This book is just great! Like her first book, Ski City Soups, Après Ski showcases recipes from ski locations across the country, and ranks them from easiest (green slopes) to more difficult (black diamonds) using ski symbols. It is such a clever concept, and cooks of any skill level can use this book! And the photography is fabulous enough for it to be a coffee table book.
I bought this book in Breckenridge, Colorado at the Spice Merchant. It is unbelievable and 100% ski culture cooking. The recipes come from restaurants that are located on different ski resorts. The recipes are signature "appetizer" and "side dishes" of those restaurants; including a few cocktail recipes here and there. Amazing pictures and the recipes are simple to follow. I recommend making the mac and cheese with hatches chilies. It is a small work but well worth it...don't chinch on the cheeses, trust me! Highly recommend.
This application is great! Definitely the best lightweight ski tracking app. This application would be excellent if you could set a "base area" to automatically pause when you entered it, and resume when you left it. Create it customizable in shape and size, maybe with multiple selections. At my home mountain, all 180 vertical feet of it, the application doesn't recognize each run as a run so I have to count the number of peaks in the altitude graph. A run counter that will automatically adjust to the mountain size would be amazing and the algorithm shouldn't be too hard to design. Lastly, I would like to have an option to have a persistent notification when it's paused, reminding me to resume tracking when I head back out. That method I'm more likely to remember to resume it after lunch, or save it when I head out. With a couple added features, hopefully the application will stay lightweight and be better all around worth 5 stars!

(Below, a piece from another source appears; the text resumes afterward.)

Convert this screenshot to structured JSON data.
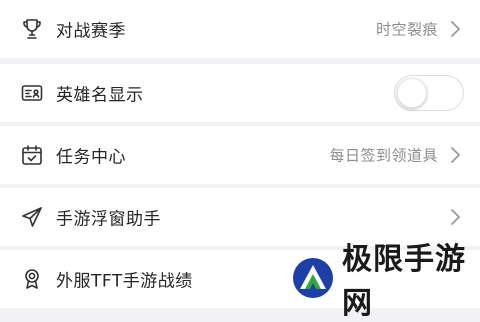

I gave this only one star due to GPS problems, but since then I fixed the issue and managed to actually try the program. It does what it's meant to, and can also tell apart between lifts and descent. The only feature I have been gravely missing is the ability to save a certain zone as offline maps. Otherwise it is a 5-star. Modernize on problem: The GPS issue turned out to be a firmware similar issue, and after a new flash of the OS, it worked fine. Old Review: GPS can never search enough satellites. Says 16/21 satellites at most, even at the top of a mountain in the Alps... Considering that 3 satellites are enough to triangulate the position within 30 meters, 16 should be more than enough. Absolute garbage.